[RECORD EXTRACTS Boundary: Start]

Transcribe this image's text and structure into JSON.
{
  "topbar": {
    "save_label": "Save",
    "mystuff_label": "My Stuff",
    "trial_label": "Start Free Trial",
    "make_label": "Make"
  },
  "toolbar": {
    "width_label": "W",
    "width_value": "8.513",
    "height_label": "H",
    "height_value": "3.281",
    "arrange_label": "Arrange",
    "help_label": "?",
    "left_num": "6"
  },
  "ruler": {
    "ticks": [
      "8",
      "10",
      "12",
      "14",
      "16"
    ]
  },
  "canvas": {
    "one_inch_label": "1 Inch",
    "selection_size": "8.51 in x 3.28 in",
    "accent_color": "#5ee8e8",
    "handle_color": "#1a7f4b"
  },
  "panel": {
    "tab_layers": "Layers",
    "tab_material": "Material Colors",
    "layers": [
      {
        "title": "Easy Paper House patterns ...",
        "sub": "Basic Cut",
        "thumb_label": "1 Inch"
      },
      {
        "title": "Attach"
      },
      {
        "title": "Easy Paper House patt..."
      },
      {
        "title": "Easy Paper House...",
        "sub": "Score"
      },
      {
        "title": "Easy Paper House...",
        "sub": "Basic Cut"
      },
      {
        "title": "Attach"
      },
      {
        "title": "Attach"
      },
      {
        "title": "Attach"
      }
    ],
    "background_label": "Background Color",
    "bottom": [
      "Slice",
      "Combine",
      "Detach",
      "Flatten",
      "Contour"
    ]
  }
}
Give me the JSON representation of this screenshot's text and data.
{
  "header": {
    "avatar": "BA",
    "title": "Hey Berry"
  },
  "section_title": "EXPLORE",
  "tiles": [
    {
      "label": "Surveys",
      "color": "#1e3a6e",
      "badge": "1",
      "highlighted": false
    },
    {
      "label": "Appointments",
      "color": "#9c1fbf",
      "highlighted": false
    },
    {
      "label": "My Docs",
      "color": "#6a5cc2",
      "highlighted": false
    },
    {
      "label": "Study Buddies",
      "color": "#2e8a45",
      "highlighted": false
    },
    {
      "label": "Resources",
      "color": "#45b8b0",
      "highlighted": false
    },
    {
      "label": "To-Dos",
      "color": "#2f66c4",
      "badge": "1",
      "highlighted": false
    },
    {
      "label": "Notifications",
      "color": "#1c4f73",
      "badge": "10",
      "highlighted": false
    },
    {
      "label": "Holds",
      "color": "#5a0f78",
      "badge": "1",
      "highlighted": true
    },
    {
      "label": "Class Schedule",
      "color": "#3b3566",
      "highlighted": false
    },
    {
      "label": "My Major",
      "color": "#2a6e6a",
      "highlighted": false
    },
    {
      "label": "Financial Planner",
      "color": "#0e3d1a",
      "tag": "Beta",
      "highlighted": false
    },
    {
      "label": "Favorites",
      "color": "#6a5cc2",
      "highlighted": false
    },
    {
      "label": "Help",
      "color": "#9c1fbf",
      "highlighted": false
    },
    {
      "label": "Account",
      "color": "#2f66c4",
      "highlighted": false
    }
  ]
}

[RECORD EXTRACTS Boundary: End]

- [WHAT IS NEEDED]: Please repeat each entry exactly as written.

- [TASK ANSWER]:
Transcribe this image's text and structure into JSON.
{
  "topbar": {
    "save_label": "Save",
    "mystuff_label": "My Stuff",
    "trial_label": "Start Free Trial",
    "make_label": "Make"
  },
  "toolbar": {
    "width_label": "W",
    "width_value": "8.513",
    "height_label": "H",
    "height_value": "3.281",
    "arrange_label": "Arrange",
    "help_label": "?",
    "left_num": "6"
  },
  "ruler": {
    "ticks": [
      "8",
      "10",
      "12",
      "14",
      "16"
    ]
  },
  "canvas": {
    "one_inch_label": "1 Inch",
    "selection_size": "8.51 in x 3.28 in",
    "accent_color": "#5ee8e8",
    "handle_color": "#1a7f4b"
  },
  "panel": {
    "tab_layers": "Layers",
    "tab_material": "Material Colors",
    "layers": [
      {
        "title": "Easy Paper House patterns ...",
        "sub": "Basic Cut",
        "thumb_label": "1 Inch"
      },
      {
        "title": "Attach"
      },
      {
        "title": "Easy Paper House patt..."
      },
      {
        "title": "Easy Paper House...",
        "sub": "Score"
      },
      {
        "title": "Easy Paper House...",
        "sub": "Basic Cut"
      },
      {
        "title": "Attach"
      },
      {
        "title": "Attach"
      },
      {
        "title": "Attach"
      }
    ],
    "background_label": "Background Color",
    "bottom": [
      "Slice",
      "Combine",
      "Detach",
      "Flatten",
      "Contour"
    ]
  }
}
Give me the JSON representation of this screenshot's text and data.
{
  "header": {
    "avatar": "BA",
    "title": "Hey Berry"
  },
  "section_title": "EXPLORE",
  "tiles": [
    {
      "label": "Surveys",
      "color": "#1e3a6e",
      "badge": "1",
      "highlighted": false
    },
    {
      "label": "Appointments",
      "color": "#9c1fbf",
      "highlighted": false
    },
    {
      "label": "My Docs",
      "color": "#6a5cc2",
      "highlighted": false
    },
    {
      "label": "Study Buddies",
      "color": "#2e8a45",
      "highlighted": false
    },
    {
      "label": "Resources",
      "color": "#45b8b0",
      "highlighted": false
    },
    {
      "label": "To-Dos",
      "color": "#2f66c4",
      "badge": "1",
      "highlighted": false
    },
    {
      "label": "Notifications",
      "color": "#1c4f73",
      "badge": "10",
      "highlighted": false
    },
    {
      "label": "Holds",
      "color": "#5a0f78",
      "badge": "1",
      "highlighted": true
    },
    {
      "label": "Class Schedule",
      "color": "#3b3566",
      "highlighted": false
    },
    {
      "label": "My Major",
      "color": "#2a6e6a",
      "highlighted": false
    },
    {
      "label": "Financial Planner",
      "color": "#0e3d1a",
      "tag": "Beta",
      "highlighted": false
    },
    {
      "label": "Favorites",
      "color": "#6a5cc2",
      "highlighted": false
    },
    {
      "label": "Help",
      "color": "#9c1fbf",
      "highlighted": false
    },
    {
      "label": "Account",
      "color": "#2f66c4",
      "highlighted": false
    }
  ]
}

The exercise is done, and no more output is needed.